To Be, Or Not to Be, Using Defined Benefit Plans: Part II
May 29, 2014
In the first part of our series, we highlighted why hybrid defined benefit plans, commonly referred to as cash balance plans, are providing attractive possibilities to smaller companies and entrepreneurs, but in many larger companies, the traditional defined benefit plans are losing their appeal.
Unlike cash balance plans, traditional pension plans are designed to project benefits into the future, similar to Social Security. Using an assumed investment return rate and interest rate, actuaries determine a future value for the company’s contributions, which represents the contribution liability to fund lifetime annuity payments for each plan participant. As you can imagine, these assumptions tend to place financial stress on plan sponsors, particularly during unstable market environments and low interest rate environments. The volatility in funding requirements for traditional defined benefit plans has forced many plan sponsors to search for alternative retirement plan solutions, or seek an exit strategy entirely.
What has caused the push to leave traditional defined benefit plans?
Although the markets in 2013 ended on a positive note, the 2008 recession is still being felt across industries and companies, and many traditional defined benefit plans continue to be underfunded. The traditional defined benefit plan relies on market performance to help reduce the funding liability. Market volatility along with the low current interest rate environment has heightened the uncertainty and funding burden plan sponsors face. Large companies in particular feel the weight when looking at the volume of employees who are owed an annuity or lump sum once they retire.

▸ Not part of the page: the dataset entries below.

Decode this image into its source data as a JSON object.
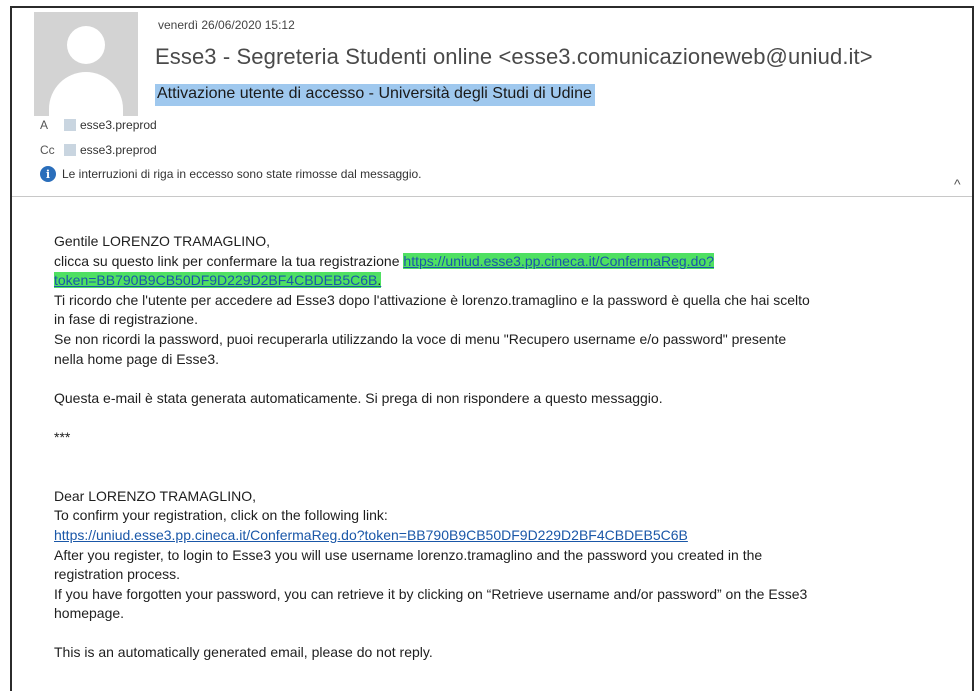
{
  "header": {
    "date": "venerdì 26/06/2020 15:12",
    "sender": "Esse3 - Segreteria Studenti online <esse3.comunicazioneweb@uniud.it>",
    "subject": "Attivazione utente di accesso - Università degli Studi di Udine"
  },
  "recipients": {
    "to_label": "A",
    "to_value": "esse3.preprod",
    "cc_label": "Cc",
    "cc_value": "esse3.preprod"
  },
  "info_bar": {
    "icon": "info-icon",
    "text": "Le interruzioni di riga in eccesso sono state rimosse dal messaggio."
  },
  "collapse_icon": "^",
  "message_it": {
    "greeting": "Gentile LORENZO TRAMAGLINO,",
    "line1_prefix": "clicca su questo link per confermare la tua registrazione ",
    "link_part1": "https://uniud.esse3.pp.cineca.it/ConfermaReg.do?",
    "link_part2": "token=BB790B9CB50DF9D229D2BF4CBDEB5C6B",
    "link_suffix": ".",
    "line3": "Ti ricordo che l'utente per accedere ad Esse3 dopo l'attivazione è  lorenzo.tramaglino e la password è quella che hai scelto",
    "line4": "in fase di registrazione.",
    "line5": "Se non ricordi la password, puoi recuperarla utilizzando la voce di menu \"Recupero username e/o password\" presente",
    "line6": "nella home page di Esse3.",
    "auto": "Questa e-mail è stata generata automaticamente. Si prega di non rispondere a questo messaggio.",
    "separator": "***"
  },
  "message_en": {
    "greeting": "Dear LORENZO TRAMAGLINO,",
    "line1": "To confirm your registration, click on the following link:",
    "link": "https://uniud.esse3.pp.cineca.it/ConfermaReg.do?token=BB790B9CB50DF9D229D2BF4CBDEB5C6B",
    "line3": "After you register, to login to Esse3 you will use username  lorenzo.tramaglino  and the password you created in the",
    "line4": "registration process.",
    "line5": "If you have forgotten your password, you can retrieve it by clicking on “Retrieve username and/or password” on the Esse3",
    "line6": "homepage.",
    "auto": "This is an automatically generated email, please do not reply."
  },
  "colors": {
    "subject_highlight": "#9fc8ee",
    "link_highlight": "#4fe062",
    "link": "#1a57a8"
  }
}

In addition to market volatility concerns, the Pension Benefit Guarantee Corporation (PBGC) has increased the required annual premiums paid to insure participant benefits. Combining increased funding liability and increased premiums, defined benefit plan sponsors are looking for creative de-risking strategies as they plan for the future termination of their defined benefit plans.
Formerly used as a tool to retain and attract employees, the traditional defined benefit plan no longer carries the same appeal. In the current work environment, it is rare for an employee to stay with the same company for their entire career, so the potential for benefits is significantly smaller in a traditional defined benefit plan. Moreover, since these plans can’t be easily accessed or valued like a 401(k) plan, it is difficult for younger employees to appreciate and understand their value.

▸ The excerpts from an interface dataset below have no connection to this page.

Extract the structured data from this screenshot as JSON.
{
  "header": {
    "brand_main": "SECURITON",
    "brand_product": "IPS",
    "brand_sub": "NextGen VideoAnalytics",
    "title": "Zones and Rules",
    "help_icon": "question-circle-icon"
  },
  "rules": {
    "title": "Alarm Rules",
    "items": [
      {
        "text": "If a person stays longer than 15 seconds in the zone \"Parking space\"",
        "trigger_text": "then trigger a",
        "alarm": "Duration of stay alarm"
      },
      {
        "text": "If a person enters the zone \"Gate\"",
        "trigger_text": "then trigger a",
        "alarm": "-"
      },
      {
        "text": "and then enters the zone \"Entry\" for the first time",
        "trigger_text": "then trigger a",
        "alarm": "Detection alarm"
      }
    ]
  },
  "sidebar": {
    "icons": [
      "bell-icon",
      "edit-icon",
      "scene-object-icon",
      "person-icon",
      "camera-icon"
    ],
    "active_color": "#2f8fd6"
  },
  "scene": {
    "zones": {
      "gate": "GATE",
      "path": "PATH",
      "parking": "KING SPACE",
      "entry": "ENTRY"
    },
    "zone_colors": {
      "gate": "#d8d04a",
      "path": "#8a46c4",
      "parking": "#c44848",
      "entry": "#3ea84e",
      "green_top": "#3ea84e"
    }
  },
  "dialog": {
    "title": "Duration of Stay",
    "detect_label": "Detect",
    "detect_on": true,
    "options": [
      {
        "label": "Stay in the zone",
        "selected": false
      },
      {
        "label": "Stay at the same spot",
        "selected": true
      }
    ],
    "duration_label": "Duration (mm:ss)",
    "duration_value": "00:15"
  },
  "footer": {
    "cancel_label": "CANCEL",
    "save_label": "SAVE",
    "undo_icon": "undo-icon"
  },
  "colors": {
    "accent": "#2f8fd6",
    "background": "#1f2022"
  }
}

How do you effectively exit a defined benefit plan?
For companies interested in freezing or terminating their defined benefit plan, it is important to thoroughly formalize an exit strategy. Before a company can terminate a plan, it does not simply need to fund 100% of the assets it has agreed to pay to employees; it actually needs to be between 110% to 120% funded.
The first step is to reaching this funding goal is to reduce the plan’s investment portfolio by limiting the equity exposure and begin matching the liability duration to the fixed income duration. By taking this immunization approach, companies can better define the timeline for an exit strategy and feel more confident in reaching its plan termination goals.
It’s important to consult a retirement plan advisor to help with this transition as there are several ways to provide a more conservative approach and minimize the impact of market volatility. Moreover, there are expenses associated with terminating a plan that need to be accounted for and incorporated into the strategy.
In addition to developing an exit strategy, a critical next step is developing an alternative method to allocate the company’s benefit budget. Sitting down with a retirement-focused professional advisor can help your company determine how best to redeploy benefit dollars, but in general, there are typically three ways to go about the process:
- Deploy benefit dollars into a defined contribution plan. With the additional funds, your company may now have more flexibility within these plans to provide a greater contribution (employer match, profit sharing contribution, etc.) or additional incentives to encourage employees to save more.
- Develop a profit sharing plan. In the appropriate situation, profit sharing plans can help create a culture of ownership and encourage employees to see the link between their work and their reward by tying the contribution to company performance.
- Transition to a cash balance defined benefit plan. As described in our previous article, To Be, Or Not to Be, Using a Defined Benefit Plan: Part 1, cash balance plans can provide a great deal of benefits for key employees and business owners.
Of course, there are other alternatives or hybrid options that can work in tandem when restructuring or terminating a traditional defined benefit plan. Working with a retirement consultant can be a great asset not only in improving your bottom line (especially if you are struggling with a traditional defined benefit plan), but also in providing valuable benefits to attract and retain key employees.
If you are considering terminating or freezing your company’s current defined benefit plan, our Retirement Consulting Services team is available to help you through the process. Feel free to reach out to Paula Hendrickson, Director of Retirement Consulting Services, at 303.531.8100 to discuss your company’s specific financial situation.